White House press secretary Ari Fleischer walked into the media cabin of Air Force One on May 24, 2002, and dropped identical envelopes in the laps of two reporters, myself and Steve Holland of Reuters. Inside each was a manila card – marked by a small presidential seal and, in a simple font, “THE PRESIDENT.”
Handwritten in the tight script of President George W. Bush, both notes said essentially the same thing: “Thank you for the respect you showed for the office of the President, and, therefore, the respect you showed for our country.”
What had we done? Not much, really. An hour earlier, at a rare outdoor news conference in Germany, Steve and I decided to abide by the U.S. media tradition of rising from our seats when the president entered our presence. The snickering German press corps remained seated. “What a contrast!” Bush wrote. “What class.”
I dug out Bush’s thank-you note this week while contemplating the opening of his presidential library Thursday, a milestone that most journalists will use to assess the 43rd president’s legacy. The record includes Bush’s responses to 9/11, Hurricane Katrina, and bogus claims of weapons of mass destruction in Iraq – all worth exploring skeptically.
But I’m going to take a few paragraphs to discuss something that gets less attention from the White House press corps – the essential humanity and decency of our presidents.

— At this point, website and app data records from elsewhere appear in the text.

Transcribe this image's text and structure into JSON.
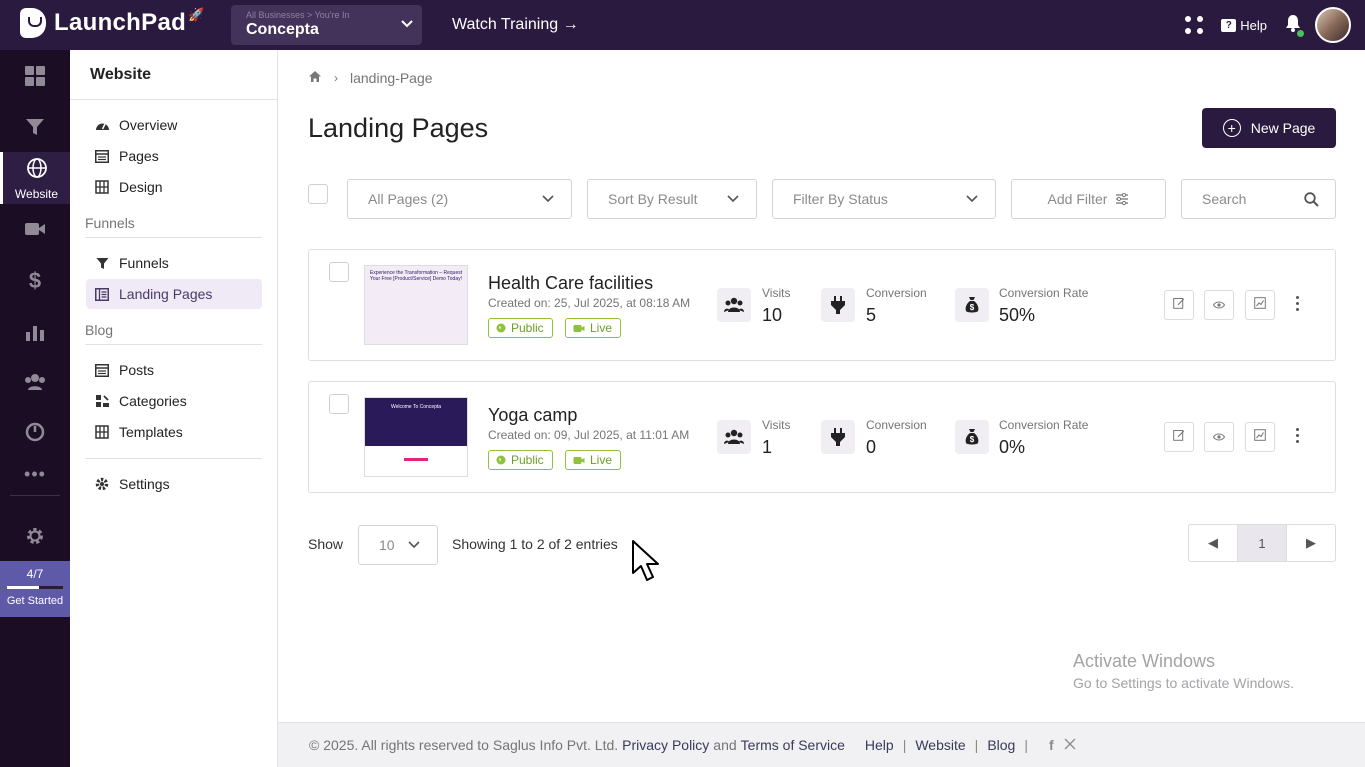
{
  "header": {
    "brand": "LaunchPad",
    "business_crumb": "All Businesses > You're In",
    "business_name": "Concepta",
    "watch_training": "Watch Training →",
    "help_label": "Help",
    "help_icon_text": "?"
  },
  "rail": {
    "active_label": "Website",
    "get_started": {
      "count": "4/7",
      "label": "Get Started",
      "progress": 0.57
    }
  },
  "sidebar": {
    "title": "Website",
    "items_website": [
      {
        "label": "Overview",
        "icon": "gauge-icon"
      },
      {
        "label": "Pages",
        "icon": "pages-icon"
      },
      {
        "label": "Design",
        "icon": "design-icon"
      }
    ],
    "section_funnels": "Funnels",
    "items_funnels": [
      {
        "label": "Funnels",
        "icon": "funnel-icon"
      },
      {
        "label": "Landing Pages",
        "icon": "landing-pages-icon",
        "active": true
      }
    ],
    "section_blog": "Blog",
    "items_blog": [
      {
        "label": "Posts",
        "icon": "posts-icon"
      },
      {
        "label": "Categories",
        "icon": "categories-icon"
      },
      {
        "label": "Templates",
        "icon": "templates-icon"
      }
    ],
    "settings": "Settings"
  },
  "main": {
    "breadcrumb_current": "landing-Page",
    "title": "Landing Pages",
    "new_button": "New Page",
    "filters": {
      "all_pages": "All Pages (2)",
      "sort": "Sort By Result",
      "status": "Filter By Status",
      "add_filter": "Add Filter",
      "search_placeholder": "Search"
    },
    "metric_labels": {
      "visits": "Visits",
      "conversion": "Conversion",
      "rate": "Conversion Rate"
    },
    "rows": [
      {
        "name": "Health Care facilities",
        "created": "Created on: 25, Jul 2025, at 08:18 AM",
        "tag_public": "Public",
        "tag_live": "Live",
        "visits": "10",
        "conversion": "5",
        "rate": "50%",
        "thumb_text": "Experience the Transformation – Request Your Free [Product/Service] Demo Today!"
      },
      {
        "name": "Yoga camp",
        "created": "Created on: 09, Jul 2025, at 11:01 AM",
        "tag_public": "Public",
        "tag_live": "Live",
        "visits": "1",
        "conversion": "0",
        "rate": "0%",
        "thumb_text": "Welcome To Concepta"
      }
    ],
    "pagination": {
      "show_label": "Show",
      "page_size": "10",
      "showing": "Showing 1 to 2 of 2 entries",
      "current_page": "1",
      "prev": "◀",
      "next": "▶"
    }
  },
  "watermark": {
    "line1": "Activate Windows",
    "line2": "Go to Settings to activate Windows."
  },
  "footer": {
    "copyright": "©  2025. All rights reserved to Saglus Info Pvt. Ltd.",
    "privacy": "Privacy Policy",
    "and": "and",
    "terms": "Terms of Service",
    "help": "Help",
    "website": "Website",
    "blog": "Blog",
    "sep": "|"
  },
  "colors": {
    "topbar": "#2b1a3f",
    "rail": "#1b0d24",
    "accent": "#2b1a3f",
    "tag_green": "#6aa024",
    "get_started": "#5f5aa8"
  }
}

Bush’s note, a simple gesture, spoke volumes about his respect for the office of the presidency. He did not thank us for respecting him. He knew it wasn’t about George W. Bush. He was touched instead by the small measure of respect we showed “for our country.”
The same sense of dignity compelled Bush to forbid his staff to wear blue jeans in the White House. Male aides were required to wear jackets and ties in the Oval Office.
He was a stickler for punctuality. Long-time adviser Karen Hughes asked him years ago why he was always early for appointments. “Late is rude,” Bush replied. He thought that if people were going to take the time to see him, he shouldn’t keep them waiting.
He remembered names of the spouses and children of his staff, and insisted that hard work at the White House not be an excuse to let family life suffer. One steamy summer day in 1999, then-Gov. George W. Bush called me with an exclusive interview and interrupted my first question. “What’s all that noise in the background, Fournier?” he asked.
“I’m at the pool with my kids, governor.”
Bush replied, “Then what the hell are you doing answering your phone?”
Damn good question, sir. We quickly ended the interview.
His record as commander-in-chief will be long debated, as it should be. But for this story, at least, let’s remember that Bush insisted upon meeting U.S. troops and their families in private and after his public events, so that he could give them undivided attention.
He told his staff, “I never want to look at my watch and say, ‘I’ve got to go.’ ”
Right, Ron. I’m glad you finally realized what was obvious to us from the jump.